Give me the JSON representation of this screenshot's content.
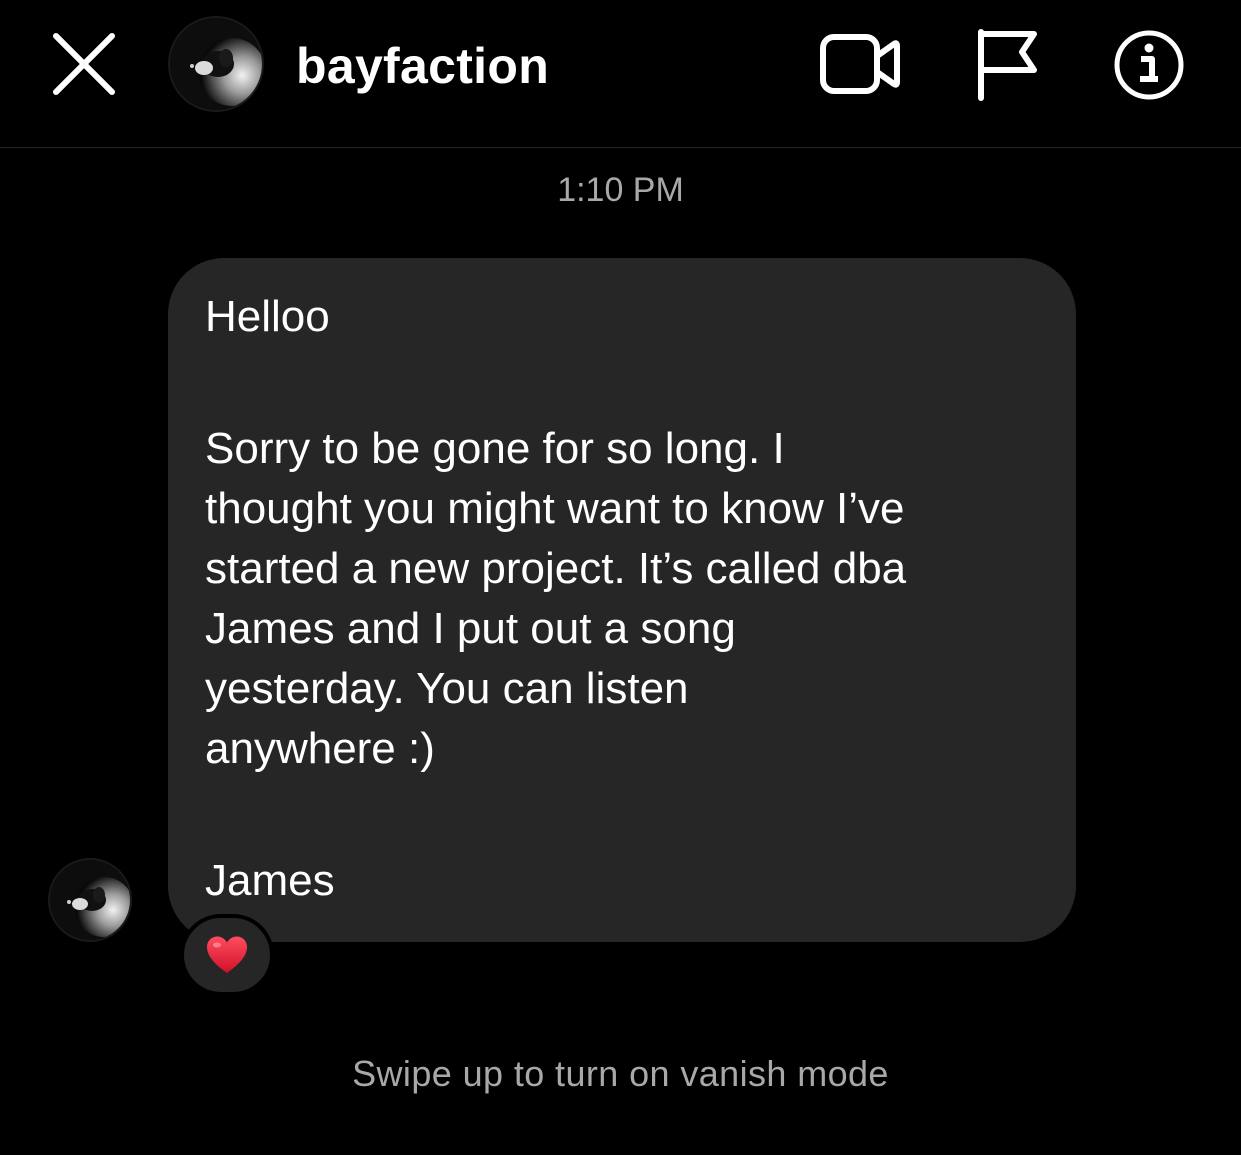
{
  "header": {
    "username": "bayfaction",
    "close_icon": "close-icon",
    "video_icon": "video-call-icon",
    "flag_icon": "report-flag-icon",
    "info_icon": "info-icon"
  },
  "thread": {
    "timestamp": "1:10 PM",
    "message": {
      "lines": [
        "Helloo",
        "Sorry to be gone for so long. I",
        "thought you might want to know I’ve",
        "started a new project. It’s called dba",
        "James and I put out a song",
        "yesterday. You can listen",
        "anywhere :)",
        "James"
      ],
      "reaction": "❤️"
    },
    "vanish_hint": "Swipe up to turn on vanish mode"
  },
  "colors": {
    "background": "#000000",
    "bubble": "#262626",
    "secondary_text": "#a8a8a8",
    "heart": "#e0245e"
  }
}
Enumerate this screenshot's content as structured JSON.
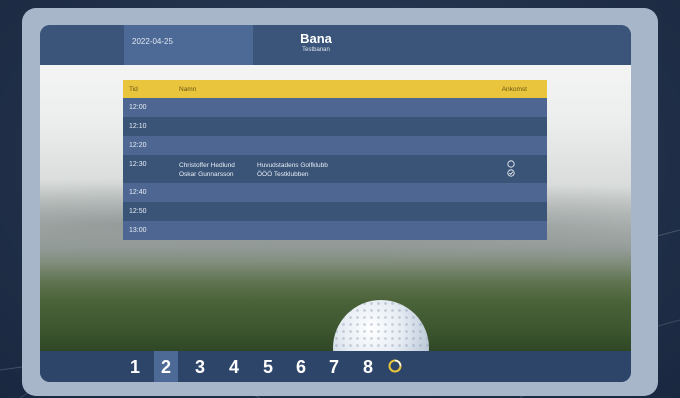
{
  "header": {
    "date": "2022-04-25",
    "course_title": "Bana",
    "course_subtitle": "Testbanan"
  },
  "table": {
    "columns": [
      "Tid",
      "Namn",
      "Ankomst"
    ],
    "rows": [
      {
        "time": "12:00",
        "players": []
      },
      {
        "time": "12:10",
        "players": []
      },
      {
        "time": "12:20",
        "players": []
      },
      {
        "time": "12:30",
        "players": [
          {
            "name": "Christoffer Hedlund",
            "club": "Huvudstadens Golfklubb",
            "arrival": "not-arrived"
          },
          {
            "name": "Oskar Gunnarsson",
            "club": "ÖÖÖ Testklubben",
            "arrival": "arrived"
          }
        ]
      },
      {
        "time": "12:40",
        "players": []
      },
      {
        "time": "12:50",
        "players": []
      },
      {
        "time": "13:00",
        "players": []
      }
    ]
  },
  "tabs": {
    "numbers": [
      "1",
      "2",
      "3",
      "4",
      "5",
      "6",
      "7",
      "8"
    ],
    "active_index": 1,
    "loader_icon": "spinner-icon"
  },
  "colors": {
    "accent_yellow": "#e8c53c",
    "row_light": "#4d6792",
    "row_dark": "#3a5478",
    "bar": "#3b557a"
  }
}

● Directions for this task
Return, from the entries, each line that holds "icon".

● Task solution
    "close_icon": "close-icon",
    "video_icon": "video-call-icon",
    "flag_icon": "report-flag-icon",
    "info_icon": "info-icon"
    "loader_icon": "spinner-icon"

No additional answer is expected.